Tarantino corroborates Thurman’s account of Weinstein apologizing for assaulting her at his request:

Then, while we were getting ready to do Kill Bill, Uma tells me that he had done the same thing to her. That was when I realized there was a pattern, in Harvey’s luring and pushing attacks. So I made Harvey apologize to Uma. . . . Well, my confrontation was saying, you have to go to Uma. This happened. You have to apologize to her and she has to accept your apology, if we’re going to do Kill Bill together.

. . . I knew she wasn’t lying. There wasn’t another side to this story. There was this story. Harvey was really good at saying, well, the reality is there was this, that or the other thing . . . and frankly, if you don’t know the people who are being talked about, you could give somebody the benefit of the doubt. In this case, I wasn’t giving Harvey the benefit of the doubt.

I knew he was lying, that everything Uma was saying was the truth. When he tried to wriggle out of it, and how things actually happened, I never bought his story. I said, I don’t believe you. I believe her. And if you want to do Kill Bill, you need to make this right.

Tarantino discusses his own complacency with regards to Weinstein:

For some reason that now feels wrong, back in 1999, it was easier to chalk up what he was doing, to this mid-’60s, Mad Men, Bewitched era of an executive chasing the secretary around the desk. Now, it’s like . . . as if that was ever okay! One of the things that has happened in this whole thing is there is a lot of staring in the mirror.

Tarantino says Dowd editorialized the part in her article where she alludes to him spitting on Thurman during a scene in Kill Bill as some form of revenge:

So that’s where it is coming from. We’ve all seen movies where people get spit in the face. I’m assuming if it was a two-shot and Michael Madsen spat in her face, there probably wouldn’t be an issue. But that wasn’t the shot. The shot was, Michael Madsen had snuff juice. And you see him spit out a stream of snuff juice. Cut to Uma’s face, on the ground and you see it hit her.

Naturally, I did it. Who else should do it? A grip? One, I didn’t trust Michael Madsen because, I don’t know where the spit’s going to go, if Michael Madsen does it. I talked to Uma and I said, ‘Look, I’ve got to kind of commit to doing this to you.’ We even had a thing there, we were going to try and do it with a plunger and some water. But if you add snuff juice to water, it didn’t look right. It didn’t look like spit, when it hit her when we tried that. It needed to be that mix of saliva and the brown juice. So I asked Uma. I said, I think I need to do it. I’ll only do it twice, at the most, three times. But I can’t have you laying here, getting spit on, again and again and again, because somebody else is messing it up by missing.
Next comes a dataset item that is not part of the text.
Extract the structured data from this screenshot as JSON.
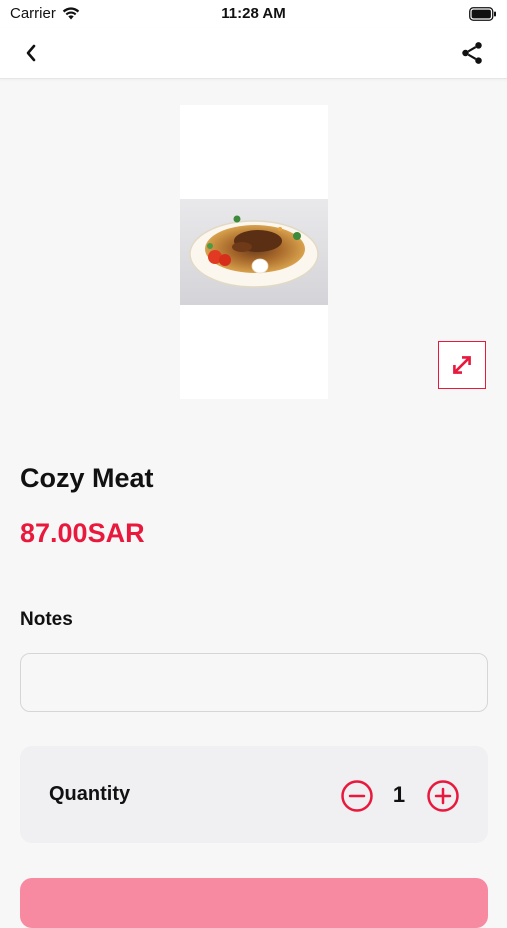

It is hard to spit on people, as it turns out.

Same goes for a choking scene:

In the case of the choking, when Gogo [Chiaki Kuryama] throws her chain ball at the bride, and the chain wraps around her neck. And then she’s getting choked by it. Frankly, I wasn’t sure how we were going to shoot that scene. Wrap a chain around the neck, you’ve got to see choking. I was assuming that when we did it, we would have maybe a pole behind Uma that the chain would be wrapped around so it wouldn’t be seen by the camera, at least for the wide shot. But then it was Uma’s suggestion. To just wrap the thing around her neck, and choke her. Not forever, not for a long time. But it’s not going to look right. I can act all strangle-y, but if you want my face to get red and the tears to come to my eye, then you kind of need to choke me.

In her Instagram post, Thurman cites producers Lawrence Bender, E. Bennett Walsh, and Weinstein as the parties responsible for the crash, names that were apparently removed from the New York Times article:

Uma in her Instagram today called out the people she felt were the culprits. Harvey, Lawrence [Bender], and Bennett Walsh. Harvey and Lawrence and Ben lawyered up and they seemed to keep themselves from being named in the piece. Their names were actually redacted from the piece. Whenever Uma said Lawrence, The New York Times redacted it out.

Read Tarantino’s full interview with Deadline here.


About the author

KC covers entertainment and pop culture for Fast Company. Previously, KC was part of the Emmy Award-winning team at "Good Morning America," where he was the social media producer.